╔══

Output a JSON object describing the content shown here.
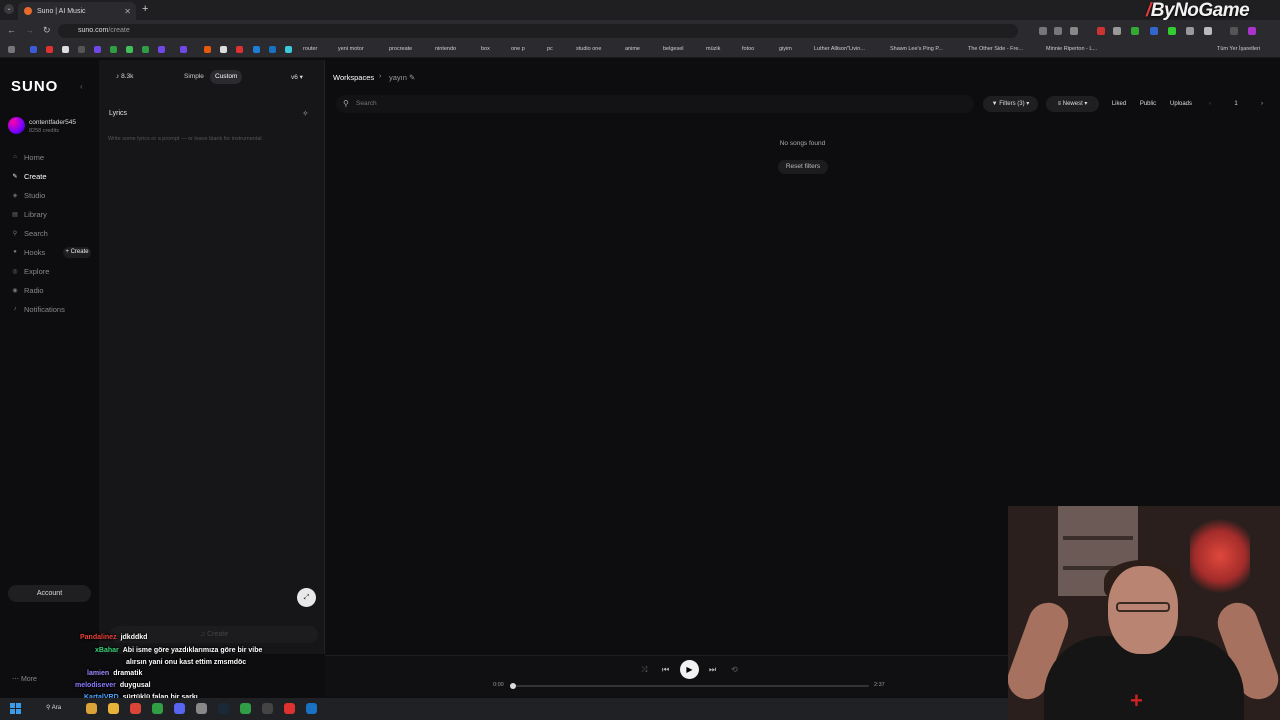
{
  "browser": {
    "tab_title": "Suno | AI Music",
    "new_tab": "+",
    "url_host": "suno.com",
    "url_path": "/create",
    "brand_overlay": "ByNoGame",
    "bookmarks": [
      "router",
      "yeni motor",
      "procreate",
      "nintendo",
      "box",
      "one p",
      "pc",
      "studio one",
      "anime",
      "belgesel",
      "müzik",
      "fotoo",
      "giyim",
      "Luther Allison\"Livin...",
      "Shawn Lee's Ping P...",
      "The Other Side - Fre...",
      "Minnie Riperton - L...",
      "Tüm Yer İşaretleri"
    ]
  },
  "sidebar": {
    "logo": "SUNO",
    "username": "contentfader545",
    "credits": "8258 credits",
    "items": [
      {
        "label": "Home",
        "icon": "home-icon"
      },
      {
        "label": "Create",
        "icon": "create-icon",
        "active": true
      },
      {
        "label": "Studio",
        "icon": "studio-icon"
      },
      {
        "label": "Library",
        "icon": "library-icon"
      },
      {
        "label": "Search",
        "icon": "search-icon"
      },
      {
        "label": "Hooks",
        "icon": "hooks-icon"
      },
      {
        "label": "Explore",
        "icon": "explore-icon"
      },
      {
        "label": "Radio",
        "icon": "radio-icon"
      },
      {
        "label": "Notifications",
        "icon": "bell-icon"
      }
    ],
    "hooks_create": "+ Create",
    "account": "Account",
    "more": "More"
  },
  "create_panel": {
    "credits": "8.3k",
    "mode_simple": "Simple",
    "mode_custom": "Custom",
    "version": "v6",
    "lyrics_label": "Lyrics",
    "lyrics_placeholder": "Write some lyrics or a prompt — or leave blank for instrumental",
    "create_button": "Create"
  },
  "main": {
    "breadcrumb_root": "Workspaces",
    "breadcrumb_current": "yayın",
    "search_placeholder": "Search",
    "filters": "Filters (3)",
    "sort": "Newest",
    "liked": "Liked",
    "public": "Public",
    "uploads": "Uploads",
    "page": "1",
    "empty_message": "No songs found",
    "reset_filters": "Reset filters"
  },
  "player": {
    "time_current": "0:00",
    "time_total": "2:37",
    "progress": 0
  },
  "chat": [
    {
      "user": "Pandalinez",
      "message": "jdkddkd",
      "color": "#e8413a"
    },
    {
      "user": "xBahar",
      "message": "Abi isme göre yazdıklarımıza göre bir vibe",
      "color": "#39d47a"
    },
    {
      "user": "",
      "message": "alırsın yani onu kast ettim zmsmdöc",
      "color": "#ffffff"
    },
    {
      "user": "lamien",
      "message": "dramatik",
      "color": "#9b8cff"
    },
    {
      "user": "melodisever",
      "message": "duygusal",
      "color": "#8a7dff"
    },
    {
      "user": "KartalVRD",
      "message": "sürtüklü falan bir şarkı",
      "color": "#4aa3ff"
    }
  ],
  "taskbar": {
    "search_label": "Ara"
  }
}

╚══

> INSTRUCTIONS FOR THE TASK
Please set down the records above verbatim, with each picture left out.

> WRITTEN ANSWER
Output a JSON object describing the content shown here.
{
  "browser": {
    "tab_title": "Suno | AI Music",
    "new_tab": "+",
    "url_host": "suno.com",
    "url_path": "/create",
    "brand_overlay": "ByNoGame",
    "bookmarks": [
      "router",
      "yeni motor",
      "procreate",
      "nintendo",
      "box",
      "one p",
      "pc",
      "studio one",
      "anime",
      "belgesel",
      "müzik",
      "fotoo",
      "giyim",
      "Luther Allison\"Livin...",
      "Shawn Lee's Ping P...",
      "The Other Side - Fre...",
      "Minnie Riperton - L...",
      "Tüm Yer İşaretleri"
    ]
  },
  "sidebar": {
    "logo": "SUNO",
    "username": "contentfader545",
    "credits": "8258 credits",
    "items": [
      {
        "label": "Home",
        "icon": "home-icon"
      },
      {
        "label": "Create",
        "icon": "create-icon",
        "active": true
      },
      {
        "label": "Studio",
        "icon": "studio-icon"
      },
      {
        "label": "Library",
        "icon": "library-icon"
      },
      {
        "label": "Search",
        "icon": "search-icon"
      },
      {
        "label": "Hooks",
        "icon": "hooks-icon"
      },
      {
        "label": "Explore",
        "icon": "explore-icon"
      },
      {
        "label": "Radio",
        "icon": "radio-icon"
      },
      {
        "label": "Notifications",
        "icon": "bell-icon"
      }
    ],
    "hooks_create": "+ Create",
    "account": "Account",
    "more": "More"
  },
  "create_panel": {
    "credits": "8.3k",
    "mode_simple": "Simple",
    "mode_custom": "Custom",
    "version": "v6",
    "lyrics_label": "Lyrics",
    "lyrics_placeholder": "Write some lyrics or a prompt — or leave blank for instrumental",
    "create_button": "Create"
  },
  "main": {
    "breadcrumb_root": "Workspaces",
    "breadcrumb_current": "yayın",
    "search_placeholder": "Search",
    "filters": "Filters (3)",
    "sort": "Newest",
    "liked": "Liked",
    "public": "Public",
    "uploads": "Uploads",
    "page": "1",
    "empty_message": "No songs found",
    "reset_filters": "Reset filters"
  },
  "player": {
    "time_current": "0:00",
    "time_total": "2:37",
    "progress": 0
  },
  "chat": [
    {
      "user": "Pandalinez",
      "message": "jdkddkd",
      "color": "#e8413a"
    },
    {
      "user": "xBahar",
      "message": "Abi isme göre yazdıklarımıza göre bir vibe",
      "color": "#39d47a"
    },
    {
      "user": "",
      "message": "alırsın yani onu kast ettim zmsmdöc",
      "color": "#ffffff"
    },
    {
      "user": "lamien",
      "message": "dramatik",
      "color": "#9b8cff"
    },
    {
      "user": "melodisever",
      "message": "duygusal",
      "color": "#8a7dff"
    },
    {
      "user": "KartalVRD",
      "message": "sürtüklü falan bir şarkı",
      "color": "#4aa3ff"
    }
  ],
  "taskbar": {
    "search_label": "Ara"
  }
}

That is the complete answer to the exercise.